New research has revealed that kids aged 4-14 received an average of £180.44 in pocket money over the last year, which was topped up by an additional £47 on average received in cash over the Christmas period. This means that kids had quite a nice chunk of change to spend, but how did they get so much, and what did they spend it on?

Most lucrative chores

The survey, conducted by RoosterMoney among a sample of 11,000 kids aged 4-14 across the UK, found that, after Christmas, birthdays were the biggest source of funds, netting kids an average of £30.54. This was followed by spoils from the grandparents, which earned them an average of £12.44, while visiting aunts and uncles brought in £11.07.

Meanwhile the average weekly pocket money intake, £3.47 across all age groups, rose steadily as children got older, from £2.36 for four-year-olds to £5.41 for those who were 14. The chore that racked up the most cash was tidying one's room (£1.44), followed closely by washing dishes (£1.43) and hoovering (£1.36). Along the same lines, the number one most common household job was washing dishes, followed by room tidying and hoovering. Many parents also asked their kids to take out the bins (for an average of 91p), help with the recycling (83p), do laundry (75p) and set the table (56p).

Do well, earn well

By far the most lucrative activity that kids could take part in was selling their stuff, with getting rid of old toys, games and other items netting an average of £16.54. While 90% of parents who gave their kids regular pocket money felt that it positively impacted their understanding of the value of money, they were also keen to support their kids' learning, with an average of £4.44 given for getting good grades.

The subject that earned kids the most on their schoolwork was maths (£2.15), with the lowest earning subject being music practice (51p). Other earning activities included washing the car (£3.79), gardening (£3.52), being brave (£2.92), and even walking the dog (£1.76) and just being good (£1.72).

The value of money

Most of the money parents gave their kids over the year was spent on apps (21% of spending), followed by toys (16%) and sweets (14%). Kids were pretty good at saving as well, though, especially if they had a goal in mind. With Lego still going strong as the most popular brand among kids, it's unsurprising that 12% of kids were willing to wait and save up for new Lego, while 11% managed to resist the urge to splurge to save up for a new phone and 10% had holiday money as their savings goal.

With so many small amounts being saved up throughout the year, a piggy bank may seem as good a place as any to store it until the next purchase, but parents could go further with teaching their kids about money and help them open a children's savings account. This would teach a child that money, when left alone in a bank account for a while, can accumulate interest – and some of the highest rates of interest currently available at that – so that they'd have more to spend in the long run.

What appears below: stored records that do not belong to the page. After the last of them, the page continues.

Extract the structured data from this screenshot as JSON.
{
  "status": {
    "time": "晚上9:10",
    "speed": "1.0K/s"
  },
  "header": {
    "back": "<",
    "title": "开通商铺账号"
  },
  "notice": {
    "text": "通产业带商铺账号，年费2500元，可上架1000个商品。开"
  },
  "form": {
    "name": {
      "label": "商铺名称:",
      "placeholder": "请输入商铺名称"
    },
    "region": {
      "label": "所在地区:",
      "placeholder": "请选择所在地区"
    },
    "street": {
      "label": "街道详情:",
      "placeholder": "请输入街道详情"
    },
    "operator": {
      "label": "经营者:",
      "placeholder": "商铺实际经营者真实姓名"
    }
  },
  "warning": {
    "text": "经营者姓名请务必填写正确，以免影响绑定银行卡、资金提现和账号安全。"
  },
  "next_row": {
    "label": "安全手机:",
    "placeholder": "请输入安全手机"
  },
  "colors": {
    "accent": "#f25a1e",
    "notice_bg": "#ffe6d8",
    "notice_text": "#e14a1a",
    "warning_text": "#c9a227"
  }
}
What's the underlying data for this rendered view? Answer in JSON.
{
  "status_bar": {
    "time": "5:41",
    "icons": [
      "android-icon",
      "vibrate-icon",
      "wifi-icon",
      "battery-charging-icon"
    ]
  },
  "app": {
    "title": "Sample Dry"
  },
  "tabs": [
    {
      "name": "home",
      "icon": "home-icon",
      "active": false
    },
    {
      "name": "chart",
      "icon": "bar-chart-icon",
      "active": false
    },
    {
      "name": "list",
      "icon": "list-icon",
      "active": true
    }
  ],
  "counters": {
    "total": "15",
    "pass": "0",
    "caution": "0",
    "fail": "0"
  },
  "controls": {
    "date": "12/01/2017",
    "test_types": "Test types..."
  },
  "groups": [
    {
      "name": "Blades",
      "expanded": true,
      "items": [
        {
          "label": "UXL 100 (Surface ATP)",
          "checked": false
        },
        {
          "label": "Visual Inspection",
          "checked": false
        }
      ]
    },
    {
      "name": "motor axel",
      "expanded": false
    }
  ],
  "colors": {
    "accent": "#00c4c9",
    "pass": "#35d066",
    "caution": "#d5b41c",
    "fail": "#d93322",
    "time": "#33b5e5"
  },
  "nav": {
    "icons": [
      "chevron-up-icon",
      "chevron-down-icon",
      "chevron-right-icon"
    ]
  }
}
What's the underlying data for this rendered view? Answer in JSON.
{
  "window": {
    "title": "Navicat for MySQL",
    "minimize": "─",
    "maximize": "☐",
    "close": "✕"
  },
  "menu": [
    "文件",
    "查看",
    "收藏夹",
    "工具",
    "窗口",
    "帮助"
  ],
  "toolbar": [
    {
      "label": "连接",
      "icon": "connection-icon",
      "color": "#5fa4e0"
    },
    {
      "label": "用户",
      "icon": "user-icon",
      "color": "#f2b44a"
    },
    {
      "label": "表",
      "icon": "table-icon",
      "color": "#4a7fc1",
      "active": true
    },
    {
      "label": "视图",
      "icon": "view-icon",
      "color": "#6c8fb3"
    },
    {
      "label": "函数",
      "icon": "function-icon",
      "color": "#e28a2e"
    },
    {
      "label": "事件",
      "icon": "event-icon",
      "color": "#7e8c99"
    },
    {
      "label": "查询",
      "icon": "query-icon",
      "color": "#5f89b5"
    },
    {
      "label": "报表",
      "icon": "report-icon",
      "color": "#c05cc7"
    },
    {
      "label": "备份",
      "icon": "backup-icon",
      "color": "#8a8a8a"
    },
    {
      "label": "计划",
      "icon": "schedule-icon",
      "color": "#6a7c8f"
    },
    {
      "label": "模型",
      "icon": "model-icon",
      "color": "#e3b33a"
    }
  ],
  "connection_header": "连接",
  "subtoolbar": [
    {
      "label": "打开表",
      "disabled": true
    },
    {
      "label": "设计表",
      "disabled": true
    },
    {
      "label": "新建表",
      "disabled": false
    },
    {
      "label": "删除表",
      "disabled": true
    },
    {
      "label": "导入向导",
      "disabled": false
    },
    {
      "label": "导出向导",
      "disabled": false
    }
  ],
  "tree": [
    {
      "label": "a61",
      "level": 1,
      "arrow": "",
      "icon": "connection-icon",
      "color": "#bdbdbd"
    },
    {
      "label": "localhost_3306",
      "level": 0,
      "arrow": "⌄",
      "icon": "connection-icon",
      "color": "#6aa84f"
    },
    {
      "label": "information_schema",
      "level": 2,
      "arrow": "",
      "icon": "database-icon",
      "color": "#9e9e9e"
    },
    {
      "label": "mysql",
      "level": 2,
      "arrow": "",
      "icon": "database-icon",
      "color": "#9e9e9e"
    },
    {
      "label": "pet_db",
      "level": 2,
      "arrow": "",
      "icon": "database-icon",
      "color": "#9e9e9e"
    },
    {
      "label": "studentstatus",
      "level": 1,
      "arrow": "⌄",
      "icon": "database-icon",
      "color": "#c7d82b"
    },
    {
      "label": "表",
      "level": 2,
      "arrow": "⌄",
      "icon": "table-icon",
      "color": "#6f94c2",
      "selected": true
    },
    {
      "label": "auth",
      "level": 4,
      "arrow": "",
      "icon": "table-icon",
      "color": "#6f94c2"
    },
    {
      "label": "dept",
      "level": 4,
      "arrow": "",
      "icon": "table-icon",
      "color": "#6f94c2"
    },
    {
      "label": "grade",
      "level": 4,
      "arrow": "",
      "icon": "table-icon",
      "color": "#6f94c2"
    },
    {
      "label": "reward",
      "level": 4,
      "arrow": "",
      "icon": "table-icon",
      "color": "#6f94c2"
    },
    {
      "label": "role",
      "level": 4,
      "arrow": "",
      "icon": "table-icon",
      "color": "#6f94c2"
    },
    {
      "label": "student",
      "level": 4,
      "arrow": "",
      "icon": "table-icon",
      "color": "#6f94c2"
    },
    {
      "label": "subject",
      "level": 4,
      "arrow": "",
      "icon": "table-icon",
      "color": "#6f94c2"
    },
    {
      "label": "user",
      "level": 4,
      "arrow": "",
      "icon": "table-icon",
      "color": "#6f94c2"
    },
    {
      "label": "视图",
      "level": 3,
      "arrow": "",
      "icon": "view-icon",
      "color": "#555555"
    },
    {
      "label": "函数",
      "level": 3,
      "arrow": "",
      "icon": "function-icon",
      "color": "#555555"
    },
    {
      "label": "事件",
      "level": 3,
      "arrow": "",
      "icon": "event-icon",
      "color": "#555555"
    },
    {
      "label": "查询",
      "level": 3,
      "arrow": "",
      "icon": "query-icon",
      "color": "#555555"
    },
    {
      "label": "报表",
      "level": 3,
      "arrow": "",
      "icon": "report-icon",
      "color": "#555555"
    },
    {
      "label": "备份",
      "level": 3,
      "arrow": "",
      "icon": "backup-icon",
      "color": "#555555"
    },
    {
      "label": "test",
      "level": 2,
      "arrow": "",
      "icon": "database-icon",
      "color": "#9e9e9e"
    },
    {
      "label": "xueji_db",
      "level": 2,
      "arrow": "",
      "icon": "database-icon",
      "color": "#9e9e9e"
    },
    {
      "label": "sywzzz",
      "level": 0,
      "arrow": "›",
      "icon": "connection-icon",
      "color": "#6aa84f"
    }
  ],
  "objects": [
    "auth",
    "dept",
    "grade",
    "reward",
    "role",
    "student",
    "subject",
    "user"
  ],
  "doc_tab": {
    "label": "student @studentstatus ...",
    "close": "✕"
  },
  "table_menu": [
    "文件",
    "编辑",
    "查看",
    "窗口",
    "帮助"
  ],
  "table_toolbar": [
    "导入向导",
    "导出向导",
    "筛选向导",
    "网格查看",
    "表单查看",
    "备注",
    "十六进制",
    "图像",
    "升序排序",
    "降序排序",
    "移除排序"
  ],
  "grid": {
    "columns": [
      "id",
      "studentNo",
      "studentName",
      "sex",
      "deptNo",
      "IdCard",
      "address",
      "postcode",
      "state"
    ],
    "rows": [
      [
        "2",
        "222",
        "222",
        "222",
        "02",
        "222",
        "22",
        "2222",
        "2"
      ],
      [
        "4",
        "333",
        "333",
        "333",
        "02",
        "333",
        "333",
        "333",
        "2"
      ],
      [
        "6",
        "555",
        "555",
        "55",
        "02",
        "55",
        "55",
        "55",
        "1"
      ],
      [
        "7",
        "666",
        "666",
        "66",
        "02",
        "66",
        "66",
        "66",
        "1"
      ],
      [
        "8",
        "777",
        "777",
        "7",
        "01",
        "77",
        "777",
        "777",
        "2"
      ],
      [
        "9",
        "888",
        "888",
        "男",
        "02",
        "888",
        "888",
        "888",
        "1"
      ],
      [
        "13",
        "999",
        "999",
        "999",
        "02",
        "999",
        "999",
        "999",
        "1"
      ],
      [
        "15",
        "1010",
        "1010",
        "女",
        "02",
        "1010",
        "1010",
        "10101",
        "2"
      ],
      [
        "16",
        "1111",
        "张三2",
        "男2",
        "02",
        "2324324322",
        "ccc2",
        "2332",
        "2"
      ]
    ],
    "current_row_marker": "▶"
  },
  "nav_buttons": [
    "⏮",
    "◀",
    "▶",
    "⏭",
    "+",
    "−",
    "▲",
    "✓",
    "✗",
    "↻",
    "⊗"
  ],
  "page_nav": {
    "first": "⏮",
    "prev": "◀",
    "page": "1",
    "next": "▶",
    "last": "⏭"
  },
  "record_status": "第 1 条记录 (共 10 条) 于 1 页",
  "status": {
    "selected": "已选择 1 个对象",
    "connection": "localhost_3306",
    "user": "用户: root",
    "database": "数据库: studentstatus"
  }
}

If you're not sure how children's savings accounts work exactly, we have a guide that tells you just that. Then, why not sit down with your child and have a look at the best children's savings accounts currently available? Even if you don't find one you both like, it would still provide a valuable lesson on finances and the benefits of saving.


Information is correct as of the date of publication (shown at the top of this article). Any products featured may be withdrawn by their provider or changed at any time. Links to third parties on this page are paid for by the third party. You can find out more about the individual products by visiting their site. will receive a small payment if you use their services after you click through to their site. All information is subject to change without notice. Please check all terms before making any decisions. This information is intended solely to provide guidance and is not financial advice. Moneyfacts will not be liable for any loss arising from your use or reliance on this information. If you are in any doubt, Moneyfacts recommends you obtain independent financial advice.

blue and black lines

Cookies will, like most other websites, place cookies onto your device. This includes tracking cookies.

I accept. Read our Cookie Policy